Hokutofuji vs Takayasu – Oh my… Ol’Stompy vs the undefeated front runner at the start of the middle weekend. Before we dismiss 3-3 Hokutofuji’s chances, he has a 7-9 record against Takayasu, and has sumo that can take down the former Ozeki. Given that this will decide the leaderboard on the first day we track it, this is a high stakes contest.
Takarafuji vs Endo – Sadly this one is an easy call, Takarafuji has yet to put of much of a fight in any match this month, so he may be injured. A Healthy Endo vs and injured anyone is more or less Endo wins.

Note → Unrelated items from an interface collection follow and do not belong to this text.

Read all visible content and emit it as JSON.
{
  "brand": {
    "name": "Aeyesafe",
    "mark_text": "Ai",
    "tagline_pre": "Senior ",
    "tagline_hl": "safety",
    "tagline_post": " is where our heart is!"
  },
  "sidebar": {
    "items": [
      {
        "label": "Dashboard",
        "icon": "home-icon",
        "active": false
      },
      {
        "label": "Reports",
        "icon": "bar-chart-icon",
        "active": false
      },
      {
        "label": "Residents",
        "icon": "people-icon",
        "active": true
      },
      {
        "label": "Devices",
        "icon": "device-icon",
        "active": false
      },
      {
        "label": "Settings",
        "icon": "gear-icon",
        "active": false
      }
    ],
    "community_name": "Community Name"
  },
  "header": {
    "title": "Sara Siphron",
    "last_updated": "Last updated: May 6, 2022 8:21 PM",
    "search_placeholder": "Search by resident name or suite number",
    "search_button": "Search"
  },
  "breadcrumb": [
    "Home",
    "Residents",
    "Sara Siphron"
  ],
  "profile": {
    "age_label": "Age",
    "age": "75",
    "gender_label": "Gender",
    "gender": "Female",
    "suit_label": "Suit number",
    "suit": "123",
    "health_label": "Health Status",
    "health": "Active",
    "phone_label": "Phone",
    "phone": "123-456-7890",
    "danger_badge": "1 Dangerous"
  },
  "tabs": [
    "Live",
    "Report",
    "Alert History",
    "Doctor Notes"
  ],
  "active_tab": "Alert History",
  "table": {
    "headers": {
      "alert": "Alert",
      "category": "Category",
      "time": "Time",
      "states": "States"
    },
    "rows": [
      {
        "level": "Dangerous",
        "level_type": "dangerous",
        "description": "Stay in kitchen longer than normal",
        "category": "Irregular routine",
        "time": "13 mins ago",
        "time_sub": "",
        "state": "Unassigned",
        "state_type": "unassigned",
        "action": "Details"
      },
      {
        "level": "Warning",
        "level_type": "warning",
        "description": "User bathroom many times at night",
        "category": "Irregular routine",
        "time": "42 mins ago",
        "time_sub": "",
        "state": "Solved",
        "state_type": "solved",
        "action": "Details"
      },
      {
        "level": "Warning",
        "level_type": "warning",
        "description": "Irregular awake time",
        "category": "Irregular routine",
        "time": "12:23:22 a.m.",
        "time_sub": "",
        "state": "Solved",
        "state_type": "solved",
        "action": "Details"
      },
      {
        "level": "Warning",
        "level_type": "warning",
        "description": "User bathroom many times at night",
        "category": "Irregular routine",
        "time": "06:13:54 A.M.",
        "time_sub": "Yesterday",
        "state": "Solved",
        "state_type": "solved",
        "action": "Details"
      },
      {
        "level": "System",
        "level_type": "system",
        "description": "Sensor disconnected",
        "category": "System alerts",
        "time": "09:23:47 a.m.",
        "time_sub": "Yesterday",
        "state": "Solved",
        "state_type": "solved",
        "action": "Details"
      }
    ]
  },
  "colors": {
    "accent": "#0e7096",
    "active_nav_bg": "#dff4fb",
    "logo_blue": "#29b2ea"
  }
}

Ichinojo vs Kiribayama – This is a better contest than it might look on paper. Both are 4-2, both are fighting a bit below their best, but both seem healthy and comfortable in “their brand of sumo”. So it will be the enormity of Ichinojo vs the agility Kiribayama. Sounds like a good time to be a sumo fan.
Takanosho vs Hoshoryu – Another rikishi who is struggling this March is dear onigiri-kun, aka Takanosho. While his numerous fans wanted to see him with 9 wins or more to make a bit to return to the named ranks, it looks like some force (injury?) has put his good sumo out of reach for now. So I expect Hoshoryu to take him to the cleaners today.
Ura vs Abi – You might thing, yeah, this is going to be a full power Abi blow out. It may very much happen that way, but Ura’s sumo gives him a small and quite interesting chance to shock anyone in the world of sumo if he can get a workable opportunity. Given that Abi’s always flailing his arms about, Ura’s grab and tug sumo has many applications in this kind of a match.
Wakatakakage vs Daieisho – The morsels keep getting juicier today, now we get lead Sekiwake Wakatakakage going up against the human wrecking machine, Daieisho. They have an even 3-3 match record today, but this March, Wakatakakage is fighting somewhat better. But he needs to watch out for Daieisho’s “mega thrust” combination nodowa / chin crusher. It was enough to best an Ozeki and a Yokozuna already this basho.
Onosho vs Mitakeumi – Ah, the tadpole fight. Mitakeumi has a 10-4 career lead, and is fighting some of the best week 1 sumo of his career. But Onosho has that quality of not being predictable enough that you can assume how this one is going to go. He has beaten Mitakeumi 4 times in their 14 match history, so he does a route to win. In fact, he was one of only two rikishi to beat Mitakeumi this January on Mitakeumi’s 13-2 yusho march (for which 10-5 Onosho did not get a special prize) for an Ozeki promotion.
Tamawashi vs Takakeisho – This should be advantage Takakeisho, and hopefully his 5th win. He needs 4 more to make his 8 and clear kadoban.
Shodai vs Meisei – You would think that with an 8-2 career advantage, Shodai would have a crushing advantage over 1-5 Meisei. But no, I am going to guess Meisei gets his second win today. Have a seat, Shodai. You are in no condition to fight.